Monday, April 1, 2013

Stupid Reflection Tricks

The game that I'm currently working on (based on parts of Box2D, Artemis, libGDX and a dash of RUBE for level design) employs reflection.  I've got custom properties defined for various bodies, fixtures, and joints in RUBE.  Some of these custom properties are strings that are interpreted as classes for instantiation at run-time via Java reflection.  For example, I have eggs in the game that have a custom property "PreSolverScript".  This field is defined with EggImpact.  EggImpact is a Java class that defines what happens when the related fixture is detected for the Box2D presolver.  This class checks the velocity of the egg object just before impact.  If the velocity is great enough, the egg receives damage and potentially breaks.

The script references are resolved at run-time through the use of Java reflection.  Doing reflection with simple Java constructors is fairly simple.  It gets somewhat tricky when you have to worry about parameters.  Here's an example of my code that does reflection with parameterized script strings.  If parameters for a script exist, they appear as comma-separated values following the script name.

In the example below, preSolverProperty is a string containing the custom property for the string.

            String [] parms = preSolverProperty.split(",");
            IPreSolverScript preSolverScript;
            if (parms.length > 1)
               preSolverScript = (IPreSolverScript)Class.forName(ScriptConstants.SCRIPT_PACKAGE_NAME + parms[0]).getConstructor(String[].class).newInstance((Object)parms);
               preSolverScript = (IPreSolverScript)Class.forName(ScriptConstants.SCRIPT_PACKAGE_NAME + preSolverProperty).newInstance();
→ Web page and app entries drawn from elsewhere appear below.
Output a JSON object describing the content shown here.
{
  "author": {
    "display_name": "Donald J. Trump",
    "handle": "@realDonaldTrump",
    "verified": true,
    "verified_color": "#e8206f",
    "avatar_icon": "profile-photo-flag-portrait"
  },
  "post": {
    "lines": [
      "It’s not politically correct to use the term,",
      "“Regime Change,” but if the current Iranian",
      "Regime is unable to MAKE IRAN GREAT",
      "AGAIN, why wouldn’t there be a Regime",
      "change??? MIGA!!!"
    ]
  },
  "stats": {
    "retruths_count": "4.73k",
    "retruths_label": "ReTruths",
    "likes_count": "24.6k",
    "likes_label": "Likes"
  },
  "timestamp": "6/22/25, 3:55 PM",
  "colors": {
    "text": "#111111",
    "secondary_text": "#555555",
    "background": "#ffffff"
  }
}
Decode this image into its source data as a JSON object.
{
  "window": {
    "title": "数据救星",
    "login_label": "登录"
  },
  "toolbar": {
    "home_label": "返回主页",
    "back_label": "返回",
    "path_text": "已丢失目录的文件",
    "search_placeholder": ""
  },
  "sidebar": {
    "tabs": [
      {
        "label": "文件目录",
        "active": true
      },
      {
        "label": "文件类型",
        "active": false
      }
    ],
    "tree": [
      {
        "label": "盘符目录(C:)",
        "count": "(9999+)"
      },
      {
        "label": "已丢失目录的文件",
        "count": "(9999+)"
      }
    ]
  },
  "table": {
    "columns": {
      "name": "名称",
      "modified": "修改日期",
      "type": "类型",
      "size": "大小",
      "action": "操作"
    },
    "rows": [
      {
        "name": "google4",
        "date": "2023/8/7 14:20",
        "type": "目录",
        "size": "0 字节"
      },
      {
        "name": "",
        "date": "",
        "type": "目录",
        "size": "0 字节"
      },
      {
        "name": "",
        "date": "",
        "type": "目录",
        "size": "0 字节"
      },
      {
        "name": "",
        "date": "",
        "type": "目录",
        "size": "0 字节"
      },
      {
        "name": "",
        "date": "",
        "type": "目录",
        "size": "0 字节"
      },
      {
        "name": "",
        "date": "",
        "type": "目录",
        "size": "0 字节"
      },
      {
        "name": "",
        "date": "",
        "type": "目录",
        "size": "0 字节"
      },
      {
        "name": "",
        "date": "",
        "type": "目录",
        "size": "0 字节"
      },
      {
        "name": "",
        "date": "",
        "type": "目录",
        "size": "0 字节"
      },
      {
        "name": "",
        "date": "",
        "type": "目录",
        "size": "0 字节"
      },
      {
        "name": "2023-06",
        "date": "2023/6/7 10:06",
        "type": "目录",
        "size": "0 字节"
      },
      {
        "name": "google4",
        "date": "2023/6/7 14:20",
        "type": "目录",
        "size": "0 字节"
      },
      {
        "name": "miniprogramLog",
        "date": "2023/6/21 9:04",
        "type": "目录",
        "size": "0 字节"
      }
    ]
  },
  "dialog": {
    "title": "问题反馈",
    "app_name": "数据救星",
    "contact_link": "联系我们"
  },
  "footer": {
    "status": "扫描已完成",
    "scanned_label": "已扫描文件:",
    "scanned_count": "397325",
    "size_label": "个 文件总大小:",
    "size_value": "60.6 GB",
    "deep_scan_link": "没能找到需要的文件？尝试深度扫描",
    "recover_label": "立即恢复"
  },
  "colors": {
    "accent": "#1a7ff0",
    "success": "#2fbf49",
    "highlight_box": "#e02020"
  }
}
The sticking part for me was casting parms to (Object).  Without this I got a invalid number of parameters error at run-time.